[Dataset excerpts]
_____

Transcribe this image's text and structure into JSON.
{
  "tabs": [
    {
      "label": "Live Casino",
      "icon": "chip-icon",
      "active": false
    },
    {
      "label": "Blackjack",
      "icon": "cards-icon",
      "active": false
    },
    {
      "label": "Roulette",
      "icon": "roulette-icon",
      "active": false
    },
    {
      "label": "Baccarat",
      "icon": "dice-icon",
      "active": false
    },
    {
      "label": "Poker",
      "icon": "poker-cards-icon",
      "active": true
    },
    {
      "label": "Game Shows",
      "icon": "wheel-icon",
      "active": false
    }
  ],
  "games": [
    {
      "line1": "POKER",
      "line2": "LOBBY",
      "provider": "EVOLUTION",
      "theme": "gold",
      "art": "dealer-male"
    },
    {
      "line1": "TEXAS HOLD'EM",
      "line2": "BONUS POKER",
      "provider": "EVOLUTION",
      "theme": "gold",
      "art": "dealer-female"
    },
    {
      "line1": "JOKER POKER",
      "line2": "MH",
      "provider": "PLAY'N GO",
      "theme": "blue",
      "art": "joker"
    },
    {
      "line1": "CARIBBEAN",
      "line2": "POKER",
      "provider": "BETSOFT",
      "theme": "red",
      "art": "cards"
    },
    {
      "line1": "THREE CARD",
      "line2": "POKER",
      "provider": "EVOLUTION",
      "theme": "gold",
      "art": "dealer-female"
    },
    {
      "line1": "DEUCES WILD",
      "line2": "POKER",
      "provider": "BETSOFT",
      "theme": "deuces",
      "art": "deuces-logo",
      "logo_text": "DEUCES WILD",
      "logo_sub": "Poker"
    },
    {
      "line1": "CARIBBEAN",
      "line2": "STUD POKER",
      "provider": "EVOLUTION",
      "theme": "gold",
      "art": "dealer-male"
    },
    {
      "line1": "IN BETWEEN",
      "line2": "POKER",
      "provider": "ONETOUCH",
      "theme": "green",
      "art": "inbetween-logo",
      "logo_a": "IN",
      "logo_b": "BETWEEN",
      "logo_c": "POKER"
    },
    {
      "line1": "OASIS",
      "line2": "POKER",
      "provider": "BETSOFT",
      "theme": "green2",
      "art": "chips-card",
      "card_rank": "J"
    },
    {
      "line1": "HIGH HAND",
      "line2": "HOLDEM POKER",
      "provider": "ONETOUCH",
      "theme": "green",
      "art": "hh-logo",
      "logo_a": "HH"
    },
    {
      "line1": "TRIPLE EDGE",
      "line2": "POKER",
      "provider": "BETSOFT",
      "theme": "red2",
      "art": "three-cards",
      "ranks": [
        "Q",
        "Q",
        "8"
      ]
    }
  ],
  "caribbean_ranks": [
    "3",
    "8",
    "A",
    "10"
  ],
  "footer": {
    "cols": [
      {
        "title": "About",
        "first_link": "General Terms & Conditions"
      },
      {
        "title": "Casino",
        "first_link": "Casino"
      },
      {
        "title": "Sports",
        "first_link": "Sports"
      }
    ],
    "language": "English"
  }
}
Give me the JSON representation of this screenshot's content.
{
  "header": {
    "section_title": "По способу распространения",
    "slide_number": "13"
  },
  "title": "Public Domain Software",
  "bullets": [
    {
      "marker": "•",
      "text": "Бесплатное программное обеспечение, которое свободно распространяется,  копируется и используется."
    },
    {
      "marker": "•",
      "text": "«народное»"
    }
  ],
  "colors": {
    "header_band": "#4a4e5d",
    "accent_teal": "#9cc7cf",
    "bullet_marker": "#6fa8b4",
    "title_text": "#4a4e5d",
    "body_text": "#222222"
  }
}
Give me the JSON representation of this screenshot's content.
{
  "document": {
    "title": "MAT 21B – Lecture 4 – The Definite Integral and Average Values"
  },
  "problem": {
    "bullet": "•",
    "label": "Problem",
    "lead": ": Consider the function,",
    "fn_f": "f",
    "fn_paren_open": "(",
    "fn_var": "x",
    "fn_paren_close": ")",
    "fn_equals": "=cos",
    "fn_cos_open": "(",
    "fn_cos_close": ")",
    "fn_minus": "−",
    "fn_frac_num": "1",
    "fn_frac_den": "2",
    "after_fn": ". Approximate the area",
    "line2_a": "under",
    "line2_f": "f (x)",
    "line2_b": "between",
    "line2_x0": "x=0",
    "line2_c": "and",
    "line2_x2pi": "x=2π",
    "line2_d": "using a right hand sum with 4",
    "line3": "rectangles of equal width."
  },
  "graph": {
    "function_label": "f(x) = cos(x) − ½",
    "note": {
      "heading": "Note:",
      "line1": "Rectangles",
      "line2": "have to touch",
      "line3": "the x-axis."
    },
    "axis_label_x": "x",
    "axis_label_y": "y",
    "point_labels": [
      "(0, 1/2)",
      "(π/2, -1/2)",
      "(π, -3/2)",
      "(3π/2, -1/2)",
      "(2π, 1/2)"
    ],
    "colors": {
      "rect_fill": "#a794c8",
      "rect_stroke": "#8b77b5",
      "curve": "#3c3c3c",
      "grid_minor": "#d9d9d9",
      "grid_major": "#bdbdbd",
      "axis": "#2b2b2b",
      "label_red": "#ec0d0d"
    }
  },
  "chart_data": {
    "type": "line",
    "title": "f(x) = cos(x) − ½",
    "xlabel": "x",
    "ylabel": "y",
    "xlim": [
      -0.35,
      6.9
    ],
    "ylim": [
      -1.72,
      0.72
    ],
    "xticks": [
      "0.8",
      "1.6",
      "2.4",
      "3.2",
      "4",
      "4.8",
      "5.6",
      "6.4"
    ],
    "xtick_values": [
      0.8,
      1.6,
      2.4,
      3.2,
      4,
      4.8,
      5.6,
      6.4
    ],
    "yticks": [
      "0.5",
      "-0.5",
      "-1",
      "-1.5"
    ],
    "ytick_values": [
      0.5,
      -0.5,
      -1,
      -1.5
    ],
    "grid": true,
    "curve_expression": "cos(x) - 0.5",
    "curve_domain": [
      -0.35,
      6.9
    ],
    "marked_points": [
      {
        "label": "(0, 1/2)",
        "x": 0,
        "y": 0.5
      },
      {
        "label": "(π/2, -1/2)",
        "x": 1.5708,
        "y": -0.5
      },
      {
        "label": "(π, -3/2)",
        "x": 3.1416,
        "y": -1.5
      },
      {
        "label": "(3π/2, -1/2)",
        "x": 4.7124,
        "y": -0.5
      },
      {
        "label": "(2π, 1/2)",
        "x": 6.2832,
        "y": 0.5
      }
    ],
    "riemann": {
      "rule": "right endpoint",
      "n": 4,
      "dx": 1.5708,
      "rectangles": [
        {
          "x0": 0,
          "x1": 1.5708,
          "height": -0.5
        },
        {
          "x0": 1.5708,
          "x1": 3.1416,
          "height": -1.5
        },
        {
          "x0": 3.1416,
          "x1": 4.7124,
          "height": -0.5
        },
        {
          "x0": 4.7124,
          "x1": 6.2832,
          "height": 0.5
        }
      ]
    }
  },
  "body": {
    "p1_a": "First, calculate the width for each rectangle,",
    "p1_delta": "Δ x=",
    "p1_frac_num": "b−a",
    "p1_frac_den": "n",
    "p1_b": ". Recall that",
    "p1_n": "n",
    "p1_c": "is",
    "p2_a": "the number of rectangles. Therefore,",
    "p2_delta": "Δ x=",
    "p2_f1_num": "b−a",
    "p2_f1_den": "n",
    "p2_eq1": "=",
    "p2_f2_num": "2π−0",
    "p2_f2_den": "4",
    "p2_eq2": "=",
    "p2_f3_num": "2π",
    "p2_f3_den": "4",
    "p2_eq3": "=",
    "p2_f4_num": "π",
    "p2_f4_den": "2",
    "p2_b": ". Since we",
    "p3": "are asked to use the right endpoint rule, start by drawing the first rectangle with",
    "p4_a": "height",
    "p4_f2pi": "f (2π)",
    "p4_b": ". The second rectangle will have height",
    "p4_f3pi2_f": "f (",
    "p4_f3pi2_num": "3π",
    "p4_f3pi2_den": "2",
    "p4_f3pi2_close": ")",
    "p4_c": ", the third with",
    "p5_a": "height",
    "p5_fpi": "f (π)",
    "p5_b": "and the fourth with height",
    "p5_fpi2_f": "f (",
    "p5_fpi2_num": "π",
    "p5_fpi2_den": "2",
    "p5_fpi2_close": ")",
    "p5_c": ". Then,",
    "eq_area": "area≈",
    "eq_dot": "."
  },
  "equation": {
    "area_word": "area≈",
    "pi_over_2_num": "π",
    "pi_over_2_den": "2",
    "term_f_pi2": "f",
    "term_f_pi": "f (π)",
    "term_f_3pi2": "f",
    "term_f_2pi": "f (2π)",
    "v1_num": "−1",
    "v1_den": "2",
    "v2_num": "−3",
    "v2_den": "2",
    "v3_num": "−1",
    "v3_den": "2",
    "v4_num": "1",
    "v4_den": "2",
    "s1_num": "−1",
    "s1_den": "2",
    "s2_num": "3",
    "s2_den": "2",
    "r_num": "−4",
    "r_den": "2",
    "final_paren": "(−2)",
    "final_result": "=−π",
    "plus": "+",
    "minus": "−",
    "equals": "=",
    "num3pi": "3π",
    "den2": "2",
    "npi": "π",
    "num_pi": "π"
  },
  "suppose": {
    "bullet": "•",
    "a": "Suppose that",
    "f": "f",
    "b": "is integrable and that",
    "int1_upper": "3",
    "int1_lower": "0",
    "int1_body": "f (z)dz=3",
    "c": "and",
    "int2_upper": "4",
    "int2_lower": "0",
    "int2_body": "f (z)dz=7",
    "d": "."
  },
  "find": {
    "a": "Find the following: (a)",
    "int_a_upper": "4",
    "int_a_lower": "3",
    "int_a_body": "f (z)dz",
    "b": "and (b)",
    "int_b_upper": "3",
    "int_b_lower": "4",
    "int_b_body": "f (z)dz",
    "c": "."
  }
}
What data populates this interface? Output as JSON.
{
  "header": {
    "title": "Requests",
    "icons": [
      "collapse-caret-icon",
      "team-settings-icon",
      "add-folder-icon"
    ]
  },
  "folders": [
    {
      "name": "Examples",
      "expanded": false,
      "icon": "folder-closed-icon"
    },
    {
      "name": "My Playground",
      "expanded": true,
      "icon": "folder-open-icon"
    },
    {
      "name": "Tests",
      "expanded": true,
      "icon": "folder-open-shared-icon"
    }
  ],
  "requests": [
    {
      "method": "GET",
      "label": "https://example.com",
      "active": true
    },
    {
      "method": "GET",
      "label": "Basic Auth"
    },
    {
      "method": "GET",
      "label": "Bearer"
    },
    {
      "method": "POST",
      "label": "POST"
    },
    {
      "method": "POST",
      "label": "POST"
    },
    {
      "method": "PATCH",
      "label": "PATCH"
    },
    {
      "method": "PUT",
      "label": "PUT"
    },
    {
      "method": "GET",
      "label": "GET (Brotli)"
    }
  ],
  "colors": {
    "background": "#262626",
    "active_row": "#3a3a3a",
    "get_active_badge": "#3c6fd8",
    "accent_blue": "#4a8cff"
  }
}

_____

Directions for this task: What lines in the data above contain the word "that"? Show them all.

Response for this exercise:
    "p1_b": ". Recall that",
    "a": "Suppose that",
    "b": "is integrable and that",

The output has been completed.